On Tuesday, the Kitsap County Health District took a water sample near the castaway diaper, which may have drifted up or been tossed on the Eagle Harbor park’s shore. Test results showed the water contained unhealthy levels of bacteria.

An announcement of the results by the state Department of Ecology led to some concerns that the beach would be closed.

But a second sample taken shortly after the diaper was removed showed the beach’s bacteria levels had returned to normal.

The diaper had essentially created a small “hot spot” near where the samples happened to have been taken.

“It’s quite a nasty thing,” health district water quality specialist Stuart Whitford said of the diaper. “I can’t believe someone would do that, but maybe it popped off some kid.”

The health district has a position on non-potty trained children frolicking on public beaches.

“The health district advises that if a toddler is not toilet trained, they not swim at a public beach,” Whitford said.

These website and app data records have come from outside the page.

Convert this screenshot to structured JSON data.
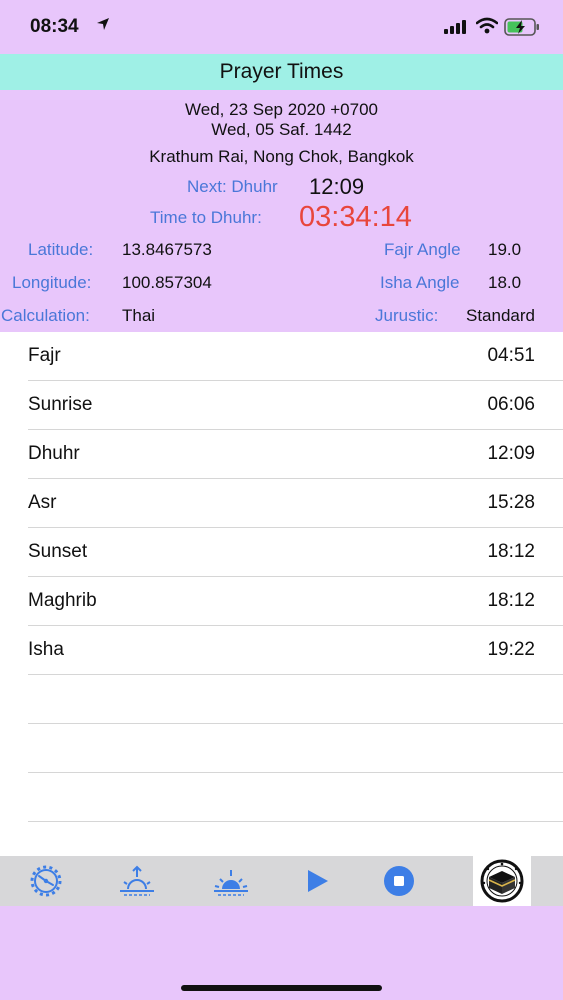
{
  "status_bar": {
    "time": "08:34"
  },
  "title": "Prayer Times",
  "header": {
    "gregorian_date": "Wed, 23 Sep 2020 +0700",
    "hijri_date": "Wed, 05 Saf. 1442",
    "location": "Krathum Rai, Nong Chok, Bangkok",
    "next_label": "Next: Dhuhr",
    "next_time": "12:09",
    "time_to_label": "Time to Dhuhr:",
    "countdown": "03:34:14"
  },
  "settings": {
    "latitude_label": "Latitude:",
    "latitude_value": "13.8467573",
    "longitude_label": "Longitude:",
    "longitude_value": "100.857304",
    "calculation_label": "Calculation:",
    "calculation_value": "Thai",
    "fajr_angle_label": "Fajr Angle",
    "fajr_angle_value": "19.0",
    "isha_angle_label": "Isha Angle",
    "isha_angle_value": "18.0",
    "jurustic_label": "Jurustic:",
    "jurustic_value": "Standard"
  },
  "prayers": [
    {
      "name": "Fajr",
      "time": "04:51"
    },
    {
      "name": "Sunrise",
      "time": "06:06"
    },
    {
      "name": "Dhuhr",
      "time": "12:09"
    },
    {
      "name": "Asr",
      "time": "15:28"
    },
    {
      "name": "Sunset",
      "time": "18:12"
    },
    {
      "name": "Maghrib",
      "time": "18:12"
    },
    {
      "name": "Isha",
      "time": "19:22"
    }
  ],
  "toolbar_icons": [
    "settings-gear-icon",
    "sunrise-icon",
    "sunset-icon",
    "play-icon",
    "stop-icon",
    "kaaba-icon"
  ],
  "colors": {
    "background": "#e8c6fb",
    "title_bar": "#9ff0e6",
    "label_blue": "#4a77d8",
    "countdown_red": "#e8463c",
    "toolbar": "#d7d7d9"
  }
}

Whitford believes the bacteria died off fairly quickly.

“Because it’s saltwater and there was a lot of sunlight, nature took care of the contamination,” he said.

Senior center reconstruction plan is “out the door”

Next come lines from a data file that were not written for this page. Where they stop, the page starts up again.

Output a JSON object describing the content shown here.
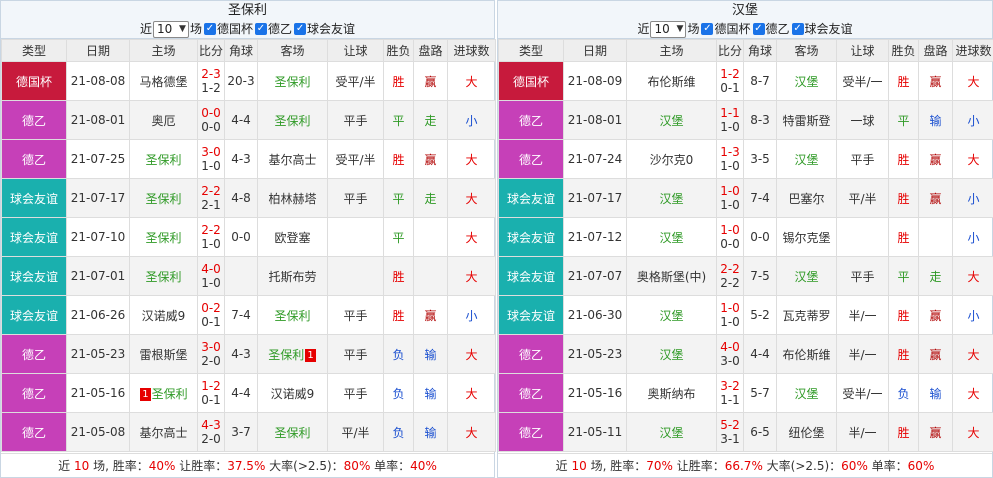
{
  "headers": [
    "类型",
    "日期",
    "主场",
    "比分",
    "角球",
    "客场",
    "让球",
    "胜负",
    "盘路",
    "进球数"
  ],
  "filter_labels": {
    "near": "近",
    "count": "10",
    "unit": "场",
    "cup": "德国杯",
    "league": "德乙",
    "friendly": "球会友谊"
  },
  "colors": {
    "cup": "#c71a3c",
    "league": "#c640b8",
    "friendly": "#1ab0ae",
    "win": "#e60000",
    "draw": "#2f9a26",
    "lose": "#1a4fd0"
  },
  "left": {
    "team": "圣保利",
    "rows": [
      {
        "type": "德国杯",
        "type_class": "cup",
        "date": "21-08-08",
        "home": "马格德堡",
        "home_card": "",
        "score": "2-3",
        "half": "1-2",
        "corner": "20-3",
        "away": "圣保利",
        "away_card": "",
        "handicap": "受平/半",
        "result": "胜",
        "pan": "赢",
        "goals": "大"
      },
      {
        "type": "德乙",
        "type_class": "league",
        "date": "21-08-01",
        "home": "奥厄",
        "home_card": "",
        "score": "0-0",
        "half": "0-0",
        "corner": "4-4",
        "away": "圣保利",
        "away_card": "",
        "handicap": "平手",
        "result": "平",
        "pan": "走",
        "goals": "小"
      },
      {
        "type": "德乙",
        "type_class": "league",
        "date": "21-07-25",
        "home": "圣保利",
        "home_card": "",
        "score": "3-0",
        "half": "1-0",
        "corner": "4-3",
        "away": "基尔高士",
        "away_card": "",
        "handicap": "受平/半",
        "result": "胜",
        "pan": "赢",
        "goals": "大"
      },
      {
        "type": "球会友谊",
        "type_class": "friendly",
        "date": "21-07-17",
        "home": "圣保利",
        "home_card": "",
        "score": "2-2",
        "half": "2-1",
        "corner": "4-8",
        "away": "柏林赫塔",
        "away_card": "",
        "handicap": "平手",
        "result": "平",
        "pan": "走",
        "goals": "大"
      },
      {
        "type": "球会友谊",
        "type_class": "friendly",
        "date": "21-07-10",
        "home": "圣保利",
        "home_card": "",
        "score": "2-2",
        "half": "1-0",
        "corner": "0-0",
        "away": "欧登塞",
        "away_card": "",
        "handicap": "",
        "result": "平",
        "pan": "",
        "goals": "大"
      },
      {
        "type": "球会友谊",
        "type_class": "friendly",
        "date": "21-07-01",
        "home": "圣保利",
        "home_card": "",
        "score": "4-0",
        "half": "1-0",
        "corner": "",
        "away": "托斯布劳",
        "away_card": "",
        "handicap": "",
        "result": "胜",
        "pan": "",
        "goals": "大"
      },
      {
        "type": "球会友谊",
        "type_class": "friendly",
        "date": "21-06-26",
        "home": "汉诺威9",
        "home_card": "",
        "score": "0-2",
        "half": "0-1",
        "corner": "7-4",
        "away": "圣保利",
        "away_card": "",
        "handicap": "平手",
        "result": "胜",
        "pan": "赢",
        "goals": "小"
      },
      {
        "type": "德乙",
        "type_class": "league",
        "date": "21-05-23",
        "home": "雷根斯堡",
        "home_card": "",
        "score": "3-0",
        "half": "2-0",
        "corner": "4-3",
        "away": "圣保利",
        "away_card": "1",
        "handicap": "平手",
        "result": "负",
        "pan": "输",
        "goals": "大"
      },
      {
        "type": "德乙",
        "type_class": "league",
        "date": "21-05-16",
        "home": "圣保利",
        "home_card": "1",
        "score": "1-2",
        "half": "0-1",
        "corner": "4-4",
        "away": "汉诺威9",
        "away_card": "",
        "handicap": "平手",
        "result": "负",
        "pan": "输",
        "goals": "大"
      },
      {
        "type": "德乙",
        "type_class": "league",
        "date": "21-05-08",
        "home": "基尔高士",
        "home_card": "",
        "score": "4-3",
        "half": "2-0",
        "corner": "3-7",
        "away": "圣保利",
        "away_card": "",
        "handicap": "平/半",
        "result": "负",
        "pan": "输",
        "goals": "大"
      }
    ],
    "summary": {
      "p1": "近 ",
      "games": "10",
      "p2": " 场, 胜率：",
      "win": "40%",
      "p3": " 让胜率：",
      "hwin": "37.5%",
      "p4": " 大率(>2.5)：",
      "big": "80%",
      "p5": " 单率：",
      "odd": "40%"
    }
  },
  "right": {
    "team": "汉堡",
    "rows": [
      {
        "type": "德国杯",
        "type_class": "cup",
        "date": "21-08-09",
        "home": "布伦斯维",
        "home_card": "",
        "score": "1-2",
        "half": "0-1",
        "corner": "8-7",
        "away": "汉堡",
        "away_card": "",
        "handicap": "受半/一",
        "result": "胜",
        "pan": "赢",
        "goals": "大"
      },
      {
        "type": "德乙",
        "type_class": "league",
        "date": "21-08-01",
        "home": "汉堡",
        "home_card": "",
        "score": "1-1",
        "half": "1-0",
        "corner": "8-3",
        "away": "特雷斯登",
        "away_card": "",
        "handicap": "一球",
        "result": "平",
        "pan": "输",
        "goals": "小"
      },
      {
        "type": "德乙",
        "type_class": "league",
        "date": "21-07-24",
        "home": "沙尔克0",
        "home_card": "",
        "score": "1-3",
        "half": "1-0",
        "corner": "3-5",
        "away": "汉堡",
        "away_card": "",
        "handicap": "平手",
        "result": "胜",
        "pan": "赢",
        "goals": "大"
      },
      {
        "type": "球会友谊",
        "type_class": "friendly",
        "date": "21-07-17",
        "home": "汉堡",
        "home_card": "",
        "score": "1-0",
        "half": "1-0",
        "corner": "7-4",
        "away": "巴塞尔",
        "away_card": "",
        "handicap": "平/半",
        "result": "胜",
        "pan": "赢",
        "goals": "小"
      },
      {
        "type": "球会友谊",
        "type_class": "friendly",
        "date": "21-07-12",
        "home": "汉堡",
        "home_card": "",
        "score": "1-0",
        "half": "0-0",
        "corner": "0-0",
        "away": "锡尔克堡",
        "away_card": "",
        "handicap": "",
        "result": "胜",
        "pan": "",
        "goals": "小"
      },
      {
        "type": "球会友谊",
        "type_class": "friendly",
        "date": "21-07-07",
        "home": "奥格斯堡(中)",
        "home_card": "",
        "score": "2-2",
        "half": "2-2",
        "corner": "7-5",
        "away": "汉堡",
        "away_card": "",
        "handicap": "平手",
        "result": "平",
        "pan": "走",
        "goals": "大"
      },
      {
        "type": "球会友谊",
        "type_class": "friendly",
        "date": "21-06-30",
        "home": "汉堡",
        "home_card": "",
        "score": "1-0",
        "half": "1-0",
        "corner": "5-2",
        "away": "瓦克蒂罗",
        "away_card": "",
        "handicap": "半/一",
        "result": "胜",
        "pan": "赢",
        "goals": "小"
      },
      {
        "type": "德乙",
        "type_class": "league",
        "date": "21-05-23",
        "home": "汉堡",
        "home_card": "",
        "score": "4-0",
        "half": "3-0",
        "corner": "4-4",
        "away": "布伦斯维",
        "away_card": "",
        "handicap": "半/一",
        "result": "胜",
        "pan": "赢",
        "goals": "大"
      },
      {
        "type": "德乙",
        "type_class": "league",
        "date": "21-05-16",
        "home": "奥斯纳布",
        "home_card": "",
        "score": "3-2",
        "half": "1-1",
        "corner": "5-7",
        "away": "汉堡",
        "away_card": "",
        "handicap": "受半/一",
        "result": "负",
        "pan": "输",
        "goals": "大"
      },
      {
        "type": "德乙",
        "type_class": "league",
        "date": "21-05-11",
        "home": "汉堡",
        "home_card": "",
        "score": "5-2",
        "half": "3-1",
        "corner": "6-5",
        "away": "纽伦堡",
        "away_card": "",
        "handicap": "半/一",
        "result": "胜",
        "pan": "赢",
        "goals": "大"
      }
    ],
    "summary": {
      "p1": "近 ",
      "games": "10",
      "p2": " 场, 胜率：",
      "win": "70%",
      "p3": " 让胜率：",
      "hwin": "66.7%",
      "p4": " 大率(>2.5)：",
      "big": "60%",
      "p5": " 单率：",
      "odd": "60%"
    }
  }
}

Plans to replace the Bainbridge senior center with a new $9 million dollar facility have fizzled out.

“It’s out the door,” said Tom Kilbane, a senior center member who has long championed the reconstruction.

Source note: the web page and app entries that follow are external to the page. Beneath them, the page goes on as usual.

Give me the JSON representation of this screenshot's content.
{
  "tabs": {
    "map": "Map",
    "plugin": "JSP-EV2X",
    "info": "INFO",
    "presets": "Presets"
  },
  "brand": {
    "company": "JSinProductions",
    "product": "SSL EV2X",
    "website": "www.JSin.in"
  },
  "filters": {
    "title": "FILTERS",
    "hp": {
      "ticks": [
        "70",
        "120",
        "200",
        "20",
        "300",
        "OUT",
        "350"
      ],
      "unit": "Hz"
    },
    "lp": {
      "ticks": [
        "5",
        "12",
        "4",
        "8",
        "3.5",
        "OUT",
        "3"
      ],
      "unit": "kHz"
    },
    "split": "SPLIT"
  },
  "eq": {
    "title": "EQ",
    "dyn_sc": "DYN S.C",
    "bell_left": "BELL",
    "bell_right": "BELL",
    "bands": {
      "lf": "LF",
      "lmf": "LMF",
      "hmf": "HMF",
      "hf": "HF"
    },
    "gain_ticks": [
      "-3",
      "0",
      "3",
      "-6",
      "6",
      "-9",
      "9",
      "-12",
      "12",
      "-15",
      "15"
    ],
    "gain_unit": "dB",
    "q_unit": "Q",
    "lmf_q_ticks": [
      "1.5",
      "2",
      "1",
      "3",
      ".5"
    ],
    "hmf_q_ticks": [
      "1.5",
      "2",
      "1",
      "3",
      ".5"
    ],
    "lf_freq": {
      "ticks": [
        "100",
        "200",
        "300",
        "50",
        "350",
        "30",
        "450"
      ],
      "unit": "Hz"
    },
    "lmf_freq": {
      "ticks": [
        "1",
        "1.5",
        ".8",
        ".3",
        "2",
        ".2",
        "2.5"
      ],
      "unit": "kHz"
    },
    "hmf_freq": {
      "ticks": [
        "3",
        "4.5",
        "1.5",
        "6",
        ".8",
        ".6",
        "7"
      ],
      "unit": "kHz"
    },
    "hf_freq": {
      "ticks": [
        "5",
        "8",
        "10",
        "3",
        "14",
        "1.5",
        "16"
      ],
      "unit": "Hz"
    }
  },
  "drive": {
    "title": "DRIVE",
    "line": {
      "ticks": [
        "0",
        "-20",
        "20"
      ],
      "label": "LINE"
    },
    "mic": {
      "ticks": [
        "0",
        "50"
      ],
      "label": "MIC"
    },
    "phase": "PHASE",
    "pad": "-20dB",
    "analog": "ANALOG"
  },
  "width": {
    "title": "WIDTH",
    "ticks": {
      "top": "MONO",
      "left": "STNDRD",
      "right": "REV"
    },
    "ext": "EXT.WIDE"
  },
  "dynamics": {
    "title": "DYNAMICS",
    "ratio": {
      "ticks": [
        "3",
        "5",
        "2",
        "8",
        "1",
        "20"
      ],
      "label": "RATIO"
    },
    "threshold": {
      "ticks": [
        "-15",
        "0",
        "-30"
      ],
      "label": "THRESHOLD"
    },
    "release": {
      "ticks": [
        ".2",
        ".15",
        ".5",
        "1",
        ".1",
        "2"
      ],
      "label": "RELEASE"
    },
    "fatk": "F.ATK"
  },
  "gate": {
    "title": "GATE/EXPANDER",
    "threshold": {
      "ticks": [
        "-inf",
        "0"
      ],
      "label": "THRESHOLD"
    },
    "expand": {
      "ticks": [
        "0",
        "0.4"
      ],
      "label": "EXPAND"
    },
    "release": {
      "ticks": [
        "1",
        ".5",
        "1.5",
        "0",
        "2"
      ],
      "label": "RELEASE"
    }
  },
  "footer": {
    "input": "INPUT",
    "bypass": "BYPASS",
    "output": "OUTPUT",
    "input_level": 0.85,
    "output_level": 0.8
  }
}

Rather than push for a new multi-use, two story facility, senior center members are asking the city to help them make basic improvements on the existing building.

For more, read HERE.

The Waterfront Park bathroom…is…now…OPEN

The better part of a decade is a long time to wait to use the bathroom.

But relief is finally here.

The city announced today that the sweet swoosh of real, working toilets has returned to Waterfront Park.

“It’s open,” said city engineer Chris Hammer today. “You can go down right now and check it out.”

Not sure yet if there will be a ribbon-cutting, and I’ve heard no announcement about who had the honor of using the facility first.

The 300-square-foot, three-toilet, one-shower facility has undergone almost eight years of community debate after the previous Waterfront Park bathroom was torn down in 2001. City officials and citizen groups haggled for years over the facility’s placement, function and even its the decorations.

Earlier designs before the current prefab box was settled upon included sculpted roofs, rock climbing walls, waterfalls, viewing platforms and a gathering space fit for weddings.

One of the grander designs, coming in at $1 million, was considered too expensive. Pared-down versions were nixed over complaints that they didn’t fit the Bainbridge aesthetic.

The final version, the one now easing the burdens of Waterfront Park users, is expected to cost $325,000. The contractor had initially put in a bid that amounted to $281,000, but hey, what’s $44,000 when you’ve been waiting an equal number of days.

Some City Council members have joked in the past about having fireworks and champagne during grand opening. No official word on that yet.

In the meantime, load up the family, grab the camera and enjoy this long-awaited moment in island history.